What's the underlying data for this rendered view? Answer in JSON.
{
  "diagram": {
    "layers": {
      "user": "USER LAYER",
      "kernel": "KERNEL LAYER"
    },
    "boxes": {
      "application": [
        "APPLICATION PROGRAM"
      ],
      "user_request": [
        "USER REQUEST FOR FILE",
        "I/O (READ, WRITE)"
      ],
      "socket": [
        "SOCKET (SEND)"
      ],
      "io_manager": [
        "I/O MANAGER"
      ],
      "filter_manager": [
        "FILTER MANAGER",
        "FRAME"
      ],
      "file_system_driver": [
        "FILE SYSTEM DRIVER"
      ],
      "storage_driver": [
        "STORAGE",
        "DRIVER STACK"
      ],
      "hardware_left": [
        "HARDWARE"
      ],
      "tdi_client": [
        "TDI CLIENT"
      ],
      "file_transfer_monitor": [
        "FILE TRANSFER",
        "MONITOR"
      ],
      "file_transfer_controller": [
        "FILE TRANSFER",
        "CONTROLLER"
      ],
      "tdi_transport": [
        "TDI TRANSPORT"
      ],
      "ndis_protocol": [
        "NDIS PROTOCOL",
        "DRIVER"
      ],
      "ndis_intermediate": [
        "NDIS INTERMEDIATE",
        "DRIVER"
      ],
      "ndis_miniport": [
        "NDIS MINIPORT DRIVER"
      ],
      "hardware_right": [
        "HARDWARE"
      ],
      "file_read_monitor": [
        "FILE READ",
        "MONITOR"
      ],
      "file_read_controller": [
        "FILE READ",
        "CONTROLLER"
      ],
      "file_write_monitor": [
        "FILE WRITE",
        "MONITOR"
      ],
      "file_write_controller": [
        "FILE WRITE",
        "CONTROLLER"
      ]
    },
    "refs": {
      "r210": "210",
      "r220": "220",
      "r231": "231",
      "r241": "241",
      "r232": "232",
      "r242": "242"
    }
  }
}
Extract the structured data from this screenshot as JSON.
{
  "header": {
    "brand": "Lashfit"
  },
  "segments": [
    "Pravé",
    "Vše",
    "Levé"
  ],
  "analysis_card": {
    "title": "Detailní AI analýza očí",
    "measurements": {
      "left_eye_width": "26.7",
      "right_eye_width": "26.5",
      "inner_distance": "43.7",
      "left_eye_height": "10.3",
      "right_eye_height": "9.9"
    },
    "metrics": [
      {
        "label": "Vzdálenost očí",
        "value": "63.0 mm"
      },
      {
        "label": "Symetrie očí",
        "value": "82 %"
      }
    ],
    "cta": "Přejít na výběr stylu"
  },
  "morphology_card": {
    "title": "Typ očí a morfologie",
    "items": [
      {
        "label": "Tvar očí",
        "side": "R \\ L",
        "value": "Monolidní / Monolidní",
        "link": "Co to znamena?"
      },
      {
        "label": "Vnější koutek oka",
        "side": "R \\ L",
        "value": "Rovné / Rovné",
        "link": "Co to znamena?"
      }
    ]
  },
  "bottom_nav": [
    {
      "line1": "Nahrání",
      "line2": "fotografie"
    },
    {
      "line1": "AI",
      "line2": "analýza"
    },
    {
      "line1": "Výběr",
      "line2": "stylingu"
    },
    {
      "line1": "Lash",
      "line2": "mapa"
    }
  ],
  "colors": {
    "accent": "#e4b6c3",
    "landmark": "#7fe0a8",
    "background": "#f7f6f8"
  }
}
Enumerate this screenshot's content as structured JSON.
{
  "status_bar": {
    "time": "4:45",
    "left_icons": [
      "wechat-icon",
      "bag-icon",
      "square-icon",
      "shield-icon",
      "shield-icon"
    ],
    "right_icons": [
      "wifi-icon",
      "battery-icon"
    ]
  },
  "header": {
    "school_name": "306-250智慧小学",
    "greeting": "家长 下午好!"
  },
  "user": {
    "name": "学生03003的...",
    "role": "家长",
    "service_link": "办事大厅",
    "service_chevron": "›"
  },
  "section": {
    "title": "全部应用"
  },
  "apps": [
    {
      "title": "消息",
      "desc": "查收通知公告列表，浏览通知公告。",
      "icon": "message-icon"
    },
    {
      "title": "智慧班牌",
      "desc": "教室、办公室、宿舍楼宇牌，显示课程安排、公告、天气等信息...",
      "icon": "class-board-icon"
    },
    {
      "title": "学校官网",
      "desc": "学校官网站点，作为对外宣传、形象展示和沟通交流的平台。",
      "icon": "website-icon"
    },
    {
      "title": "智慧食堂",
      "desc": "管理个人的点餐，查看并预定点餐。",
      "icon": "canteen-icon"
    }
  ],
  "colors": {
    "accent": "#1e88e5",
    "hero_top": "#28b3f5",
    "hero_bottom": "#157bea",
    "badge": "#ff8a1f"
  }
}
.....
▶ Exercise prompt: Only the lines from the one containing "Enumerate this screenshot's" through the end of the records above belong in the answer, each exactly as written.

▶ Response area:
Enumerate this screenshot's content as structured JSON.
{
  "status_bar": {
    "time": "4:45",
    "left_icons": [
      "wechat-icon",
      "bag-icon",
      "square-icon",
      "shield-icon",
      "shield-icon"
    ],
    "right_icons": [
      "wifi-icon",
      "battery-icon"
    ]
  },
  "header": {
    "school_name": "306-250智慧小学",
    "greeting": "家长 下午好!"
  },
  "user": {
    "name": "学生03003的...",
    "role": "家长",
    "service_link": "办事大厅",
    "service_chevron": "›"
  },
  "section": {
    "title": "全部应用"
  },
  "apps": [
    {
      "title": "消息",
      "desc": "查收通知公告列表，浏览通知公告。",
      "icon": "message-icon"
    },
    {
      "title": "智慧班牌",
      "desc": "教室、办公室、宿舍楼宇牌，显示课程安排、公告、天气等信息...",
      "icon": "class-board-icon"
    },
    {
      "title": "学校官网",
      "desc": "学校官网站点，作为对外宣传、形象展示和沟通交流的平台。",
      "icon": "website-icon"
    },
    {
      "title": "智慧食堂",
      "desc": "管理个人的点餐，查看并预定点餐。",
      "icon": "canteen-icon"
    }
  ],
  "colors": {
    "accent": "#1e88e5",
    "hero_top": "#28b3f5",
    "hero_bottom": "#157bea",
    "badge": "#ff8a1f"
  }
}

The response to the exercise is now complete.